According to Krasner’s statement, Nicoletti sprayed the faces of two of the kneeling protestors “without provocation.” He pulled down the goggles one was wearing for protection to spray her again. Nicoletti then approached a third seated protester, “reached down, grabbed and violently threw the protester onto his back, continually spraying him” with pepper spray. “Unable to see,” that protestor swung at the officer, making no contact.
- Prior to the playing of the national anthem, every player and coach on the Yankees & Nationals took a knee. The same occurred later at the Dodgers & Giants game.
- A federal judge on Thursday ordered President Trump’s former attorney Michael Cohen to be released from prison and into home confinement, ruling that the Justice Department retaliated against him over his planned tell-all book about the president.
- Sen. Mitt Romney (R-Utah) said he will vote against President Trump’s controversial nomination of Judy Shelton to the Federal Reserve Board. Romney is the first Republican senator to announce his opposition to Shelton, who will also likely be opposed by all 47 members of the Senate Democratic caucus, so the opposition of three more Republicans would effectively doom her nomination.
- White House press secretary Kayleigh McEnany argued President Trump’s well wishes for Ghislaine Maxwell were intended to convey that he wants to see justice served in the courtroom for the associate of Jeffrey Epstein facing sex crime and perjury charges.
- President Trump once again defended his cognitive abilities in an interview by pointing – unprompted – to a test he took in 2018 that is designed to rule out cognitive impairment.
“Person. Woman. Man. Camera. TV,” Trump said four times in an interview with Fox News, explaining that he was asked to recall and repeat a sequence of words at the beginning and end of the test. “If you get it in order, you get extra points.”
- President Trump spoke with Russian President Vladimir Putin by phone, discussing the novel coronavirus, arms control negotiations and other matters. Not discussed was the report of Russia paying bounties to Taliban members for the killing of U.S. troops in Afghanistan.
- In Retaliation for the Trump administration’s order to close China’s consulate in Houston, China announced on Friday that it had ordered the United States to shut its consulate in the southwestern city of Chengdu.
- The Trump administration is lifting its rule blocking New Yorkers from enrolling in Global Entry and other Trusted Traveler Programs. State residents were previously banned over New York’s law allowing undocumented immigrants to obtain driver’s licenses.
- President Trump announced that he will throw out a ceremonial first pitch at Yankee Stadium next month.

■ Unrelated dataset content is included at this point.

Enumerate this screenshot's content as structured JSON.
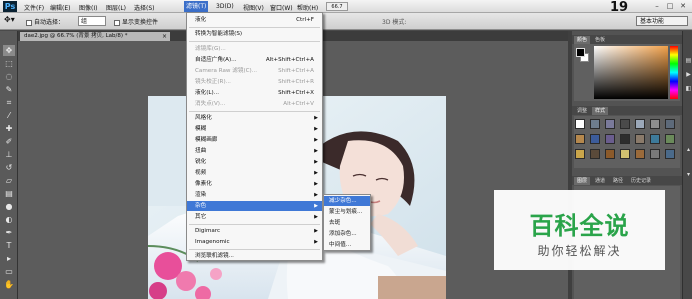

- President Trump said he would consider granting pardons for individuals implicated in former special counsel Robert Mueller’s investigation.
“I’ve looked at a lot of different people. They’ve been treated extremely unfairly, and I think I probably would, yes,” Trump told Sean Hannity.
- In a Facebook ad this week, President Trump’s campaign used a picture from a 2014 protest in Ukraine to depict what it claimed was “chaos & violence” unfolding around the U.S.
- In a surprising turnaround, President Trump announced that republicans have scrapped plans to hold convention activities in Jacksonville, Florida.
Trump had moved the convention to Jacksonville after North Carolina’s governor raised public health concerns about having massive gatherings in Charlotte, as the GOP had planned.
A scaled down convention in Charlotte will still be held, Trump said.
- A convention official described chaos inside the Republican National Committee after President Trump pulled the plug on convention activities in Jacksonville.
The official described the situation as “a multimillion dollar debacle.”
- Jacksonville Sheriff Mike Williams and Mayor Lenny Curry (R) said in a joint statement they appreciate President Trump considering public health and canceling the convention.
Sources: ABC News, Associated Press, The Atlantic, Axios, Bloomberg, CBS News, CNN, Financial Times, Fox News,The Hill, Independent, NBC News, NJ.com, NPR, NY Times, Politico, Reuters, Salon, Slate, Vanity Fair, Wall Street Journal, Washington Post